Letting go of our productive farmland isn’t the solution to capturing carbon

Less than a month into the new decade, and those who dared to hope that focus on UK sustainability objectives would turn to solutions rather than a persistent environmental ear-bashing will be feeling disappointed.

Some eight months after releasing its Net Zero report on the feasibility of reducing greenhouse gas emissions, the Committee on Climate Change — the government’s official climate change advisor — has released it’s next phase: the specific policies needed to achieve those reductions.

Given the CCC’s earlier claims about the need to cut livestock protein from our diets, many of the recommendations, such as slashing dairy, beef and lamb consumption by 20%, were expected.

Perhaps surprisingly, there were some positive snippets for farmers to get behind.
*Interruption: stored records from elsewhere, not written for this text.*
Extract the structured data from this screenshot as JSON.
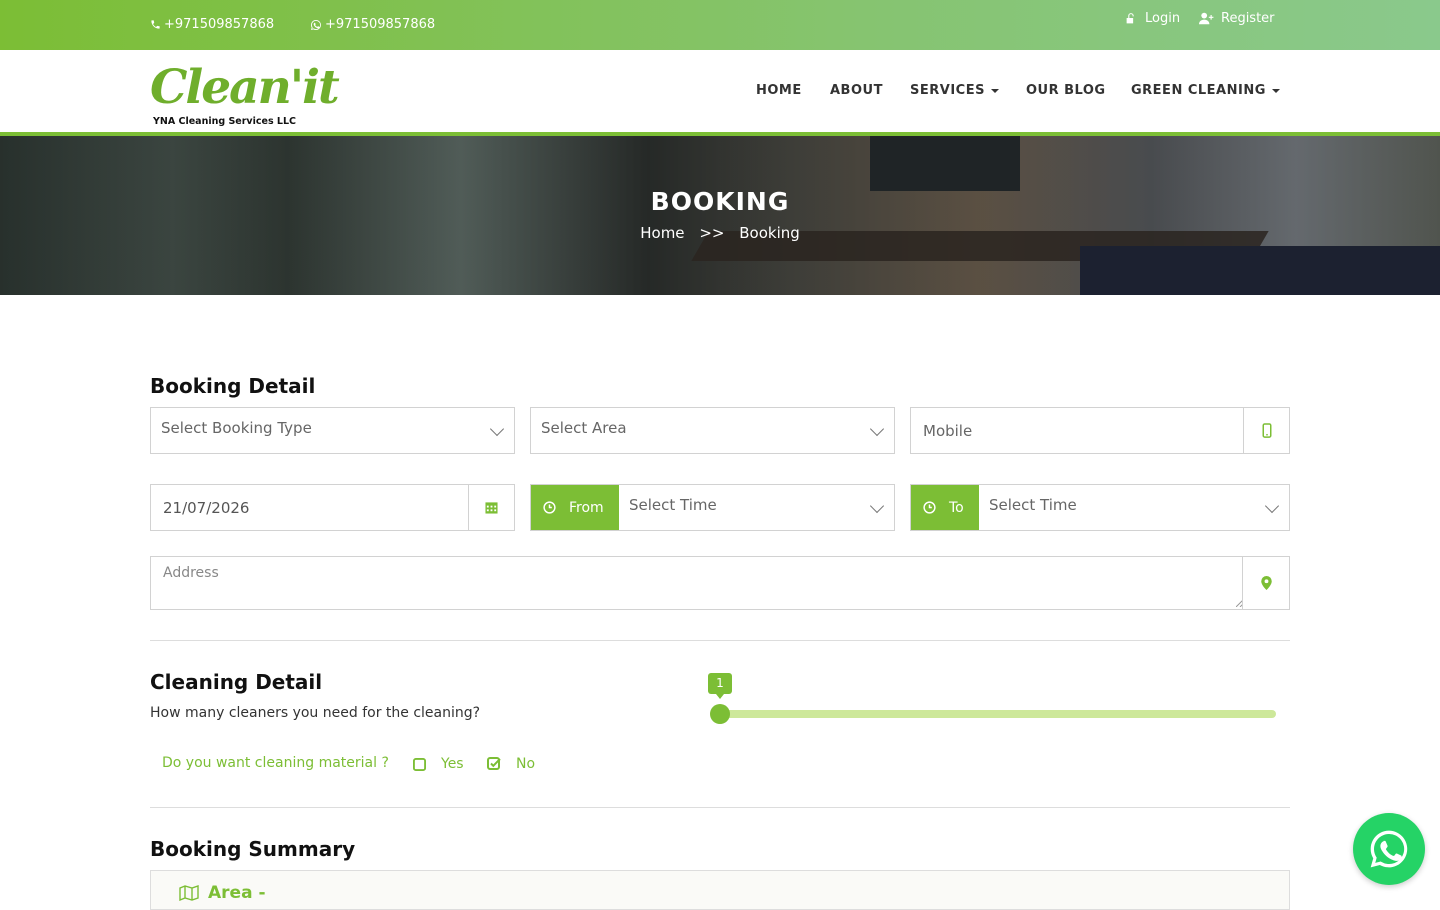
{
  "topbar": {
    "phone": "+971509857868",
    "whatsapp": "+971509857868",
    "login": "Login",
    "register": "Register"
  },
  "brand": {
    "logo_word": "Clean'it",
    "logo_sub": "YNA Cleaning Services LLC"
  },
  "nav": {
    "home": "HOME",
    "about": "ABOUT",
    "services": "SERVICES",
    "blog": "OUR BLOG",
    "green": "GREEN CLEANING"
  },
  "hero": {
    "title": "BOOKING",
    "crumb_home": "Home",
    "crumb_sep": ">>",
    "crumb_current": "Booking"
  },
  "booking_detail": {
    "heading": "Booking Detail",
    "booking_type_placeholder": "Select Booking Type",
    "area_placeholder": "Select Area",
    "mobile_placeholder": "Mobile",
    "date_value": "21/07/2026",
    "from_label": "From",
    "from_placeholder": "Select Time",
    "to_label": "To",
    "to_placeholder": "Select Time",
    "address_placeholder": "Address"
  },
  "cleaning_detail": {
    "heading": "Cleaning Detail",
    "cleaners_question": "How many cleaners you need for the cleaning?",
    "cleaners_value": "1",
    "slider_fraction": 0,
    "material_question": "Do you want cleaning material ?",
    "material_yes": "Yes",
    "material_no": "No",
    "material_selected": "No"
  },
  "summary": {
    "heading": "Booking Summary",
    "area_label": "Area -"
  },
  "colors": {
    "accent": "#7cbe35",
    "whatsapp": "#25d366"
  }
}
For starters, the report says nearly two thirds of emissions can be cut from the land sector by 2050 without hampering food production — provided farmers are given ‘adequate financial support’.

And it says leaving the EU should give the government ample opportunity to meet those targets, thanks to the “transformative” domestic policies to replace the CAP.

Fundamental change

Despite these positives, however, the frustration remains around the CCC’s insistence that current farming systems are inherently negative for delivering environmental goods and services — and that UK agriculture has to fundamentally change if it’s to be sustainable. There is clearly a transition required, but this needs to focus on solutions rather than the problems.

Launching the report, CCC chief executive Chris Stark said the report outlined “clear advice” to the government that a fifth of agricultural land needs to be taken needs to be taken out of “traditional” agricultural production.

In its place, land management needs to focus on long-term, natural carbon storage, which means growing trees, planting more bioenergy crops, and restoring soils.

“There is inevitably some uncertainty about the precise ways in which that needs to be achieved,” he added. “That means a really strong message to government: They have to get started on this soon.”

Frustrating messages

For those of us working in the industry, and particularly for so many farmers and growers who are seeking to lead by regenerating their soils and driving other environmental improvements, it’s a frustrating message to hear.

As we’ve said before, it’s wrong to say that ‘traditional’ agriculture — particularly mixed farming systems — can’t be regenerative, and many farm already have an important role in capturing carbon, restoring soils, increasing biodiversity and supporting our habitats.

Livestock production in particular, which the CCC seems so quick to demonise, is one of the only truly closed systems, returning nutrients and organic material back to the soil where carbon can be captured and preserved.

It’s also wrong to say that farmland needs to be taken out of food production in order to be restorative.

Aside from the benefits of grazing livestock, farmers across the UK are planting substantial acreages of hedgerows, habitat-boosting field strips, and restoring woodland.

Carbon and water storage
Increasing biodiversity
Restoring woodlands

Farming’s future policies

That’s not to say that there isn’t more that agriculture, food supply chains and horticulture can do, or alternative food-producing systems producers might want to look into.

Silvopastoral systems, where livestock are grazed or crops are grown alongside productive fruit or nut trees, can help meet the goals of planting more trees whilst maintaining the productivity of land.

Meanwhile more and more food supply chains are examining the benefits of adopting more mixed farming systems to help their businesses more sustainable both economically and environmentally.

But while it’s important to look at new, alternative and innovative solutions to tackling agriculture’s carbon footprint, it’s vital that sweeping, generalised assumptions based on global rather than UK emissions data aren’t allowed to guide future policy.

With Brexit on our doorstep, the UK government is in a unique position to create policy that can support farmers to make meaningful change — change that will not only help the government reach its 2050 net zero targets, but also drive agricultural sustainability and ensure food production isn’t affected.

To achieve that though, it’s vital that future policy recognises the benefits UK food production systems can offer, and in particular acknowledges that livestock production can play an important role in the net zero challenge.